Letting you mute entire websites in Chrome may be the best upgrade Google ever made to the browser, but it could still be better. Sure, muting every site with annoying pop-up videos is great, but what if you didn't have to deal any audio at all? Thanks to AutoMute, you'll never have to hear another peep out of your browser ever again.
These days, most websites automatically switch to a mobile-friendly version when you view them on your smartphones. Unfortunately, the results can still be cluttered and difficult to navigate - especially if you aren't rocking a huge phone.
The latest version of Google Chrome attempts to take care of this problem with a 'Simplified View' option. Here's how to switch it on.
A few years ago I moved across the country, a time zone away from my family and most of my friends. Moving across the country comes with a number of challenges, but the biggest of those ended up being the whole friends thing. Going from a decently large network of friends to knowing that one guy I hung out with at a party a few years ago caused some serious FOMO when my friends back home were going out or having a movie night.
With Chrome's more recent updates, Google is doing its best to eliminate the greatest annoyances found on the web. In this vein, from version 66 of the browser, autoplaying video will be a thing of the past, with Google soon to clamp down on the media behaviour.

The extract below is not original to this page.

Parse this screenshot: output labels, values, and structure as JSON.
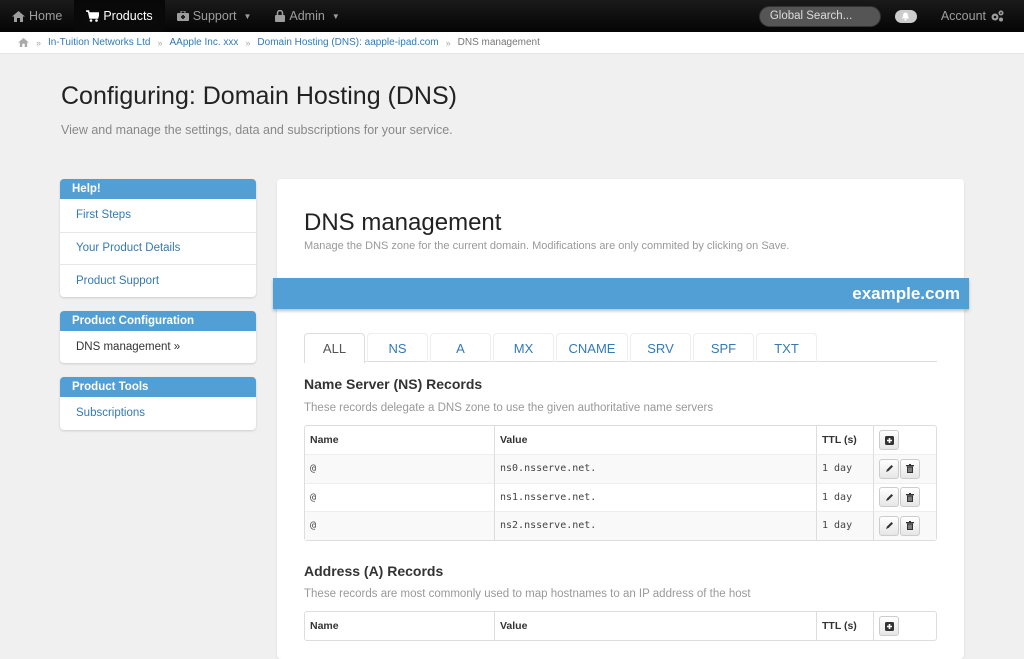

Put your hand up if your browser's "Downloads" folder is packed with random stuff? OK, I'm sure some people diligently organise theirs, but for the rest of us, it would be nice if you could sort files ahead of time. "Save In", an add-on for Firefox and Chrome, lets you save files to sub-directories so you can keep that Downloads folder nice and clean.
Chrome's Developer Tools are great for diagnosing or fixing problems with websites -- even if you're not a web developer. That said, you don't need to know how to do everything with the browser's tools, but there are a couple of useful tricks that are good to know.

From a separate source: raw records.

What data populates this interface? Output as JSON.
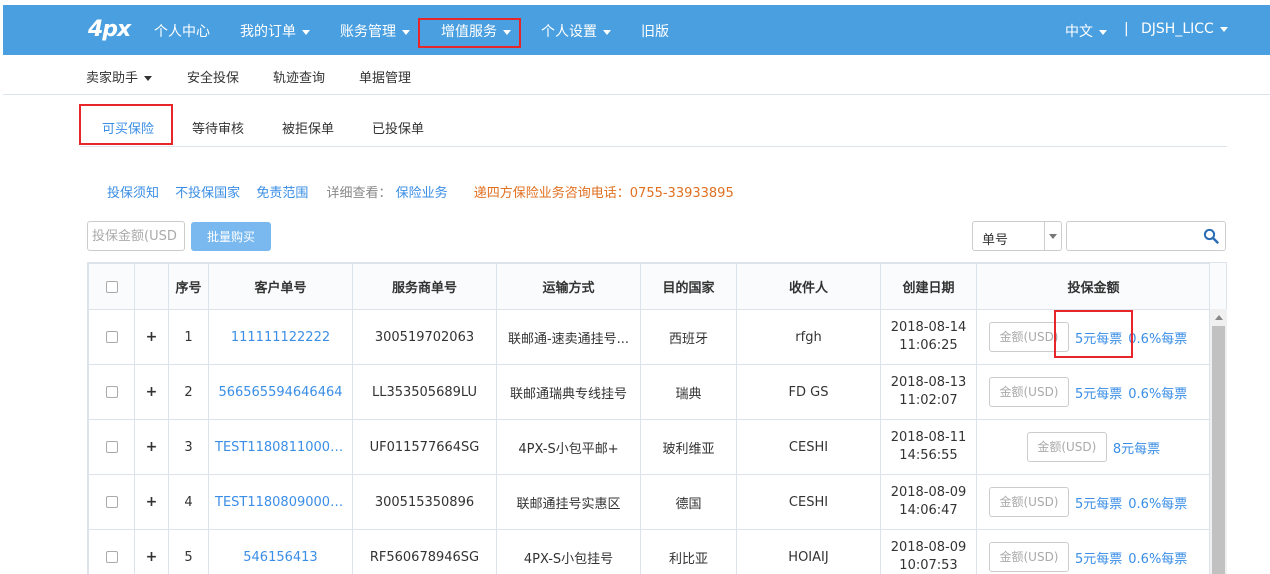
{
  "topnav": {
    "logo": "4px",
    "items": [
      "个人中心",
      "我的订单",
      "账务管理",
      "增值服务",
      "个人设置",
      "旧版"
    ],
    "lang": "中文",
    "user": "DJSH_LICC"
  },
  "subnav": {
    "items": [
      "卖家助手",
      "安全投保",
      "轨迹查询",
      "单据管理"
    ]
  },
  "tabs": [
    "可买保险",
    "等待审核",
    "被拒保单",
    "已投保单"
  ],
  "links": {
    "notice": "投保须知",
    "excluded": "不投保国家",
    "scope": "免责范围",
    "detail_label": "详细查看：",
    "business": "保险业务",
    "phone": "递四方保险业务咨询电话：0755-33933895"
  },
  "toolbar": {
    "amount_placeholder": "投保金额(USD",
    "batch_label": "批量购买",
    "select_value": "单号"
  },
  "table": {
    "headers": [
      "",
      "",
      "序号",
      "客户单号",
      "服务商单号",
      "运输方式",
      "目的国家",
      "收件人",
      "创建日期",
      "投保金额"
    ],
    "amount_placeholder": "金额(USD)",
    "rows": [
      {
        "seq": "1",
        "cust": "111111122222",
        "sp": "300519702063",
        "ship": "联邮通-速卖通挂号...",
        "country": "西班牙",
        "recv": "rfgh",
        "date": "2018-08-14",
        "time": "11:06:25",
        "rate1": "5元每票",
        "rate2": "0.6%每票"
      },
      {
        "seq": "2",
        "cust": "566565594646464",
        "sp": "LL353505689LU",
        "ship": "联邮通瑞典专线挂号",
        "country": "瑞典",
        "recv": "FD GS",
        "date": "2018-08-13",
        "time": "11:02:07",
        "rate1": "5元每票",
        "rate2": "0.6%每票"
      },
      {
        "seq": "3",
        "cust": "TEST11808110000...",
        "sp": "UF011577664SG",
        "ship": "4PX-S小包平邮+",
        "country": "玻利维亚",
        "recv": "CESHI",
        "date": "2018-08-11",
        "time": "14:56:55",
        "rate1": "8元每票",
        "rate2": ""
      },
      {
        "seq": "4",
        "cust": "TEST11808090000...",
        "sp": "300515350896",
        "ship": "联邮通挂号实惠区",
        "country": "德国",
        "recv": "CESHI",
        "date": "2018-08-09",
        "time": "14:06:47",
        "rate1": "5元每票",
        "rate2": "0.6%每票"
      },
      {
        "seq": "5",
        "cust": "546156413",
        "sp": "RF560678946SG",
        "ship": "4PX-S小包挂号",
        "country": "利比亚",
        "recv": "HOIAIJ",
        "date": "2018-08-09",
        "time": "10:07:53",
        "rate1": "5元每票",
        "rate2": "0.6%每票"
      }
    ]
  }
}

It can be hard to start an email, but it feels even worse when you're going insane after sending the same canned response to a question for the ninth time this week. If you'd like a little help replying to the messages in your ever-growing inbox, EasyEmail uses machine learning (along with your email data) to auto-generate potential replies you're too lazy to type yourself. (Whether the Chrome extension's features are worth a mild invasion of privacy is up to you.)

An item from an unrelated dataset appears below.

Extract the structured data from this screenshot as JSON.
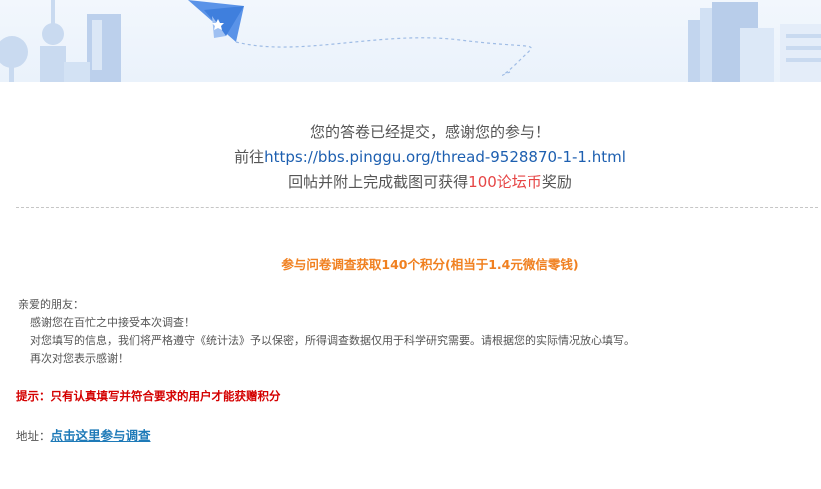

Frozen webpages, a precursor to the ever-frustrating dead tab, can be intensely frustrating -- all the more so when you can't accurately identify what's causing the slowdown or random dead tab. If you want to learn more about what windows or processes are demanding too much of your memory and processing power, technology site gHacks suggests you look under the hood of Google Chrome using its built-in task manager.
Reddit's endless stream of memes, comments, and self-referential jokes can be intimidating to newcomers. Even if you've been reading the site for years there's still plenty of new subreddits to discover. But no matter how well you know Reddit, you could be having an even better experience by installing a few extra Chrome extensions.
It feels like there's a hundred different ways of killing the sound from websites and tabs in Chrome, but what about upping the volume? Normally, you could just turn up the dial on your speakers, or stuff around with the your operating system's audio mixer, but these won't do if you want to target a single tab.
Modern browsers such as Firefox and Chrome come with built-in developer tools that let you edit web pages and see changes occur live. Sadly, they disappear as soon as you hit the refresh button -- which isn't a bad thing, but it'd be nice to have the option to have these tweaks persist. Now, with Chrome, you can have them stick around.
Google killed the View Image button recently and while it's easy enough to work around, it'd be even better if there was a way to restore it. Hang on... isn't that what browser extensions and addons are for?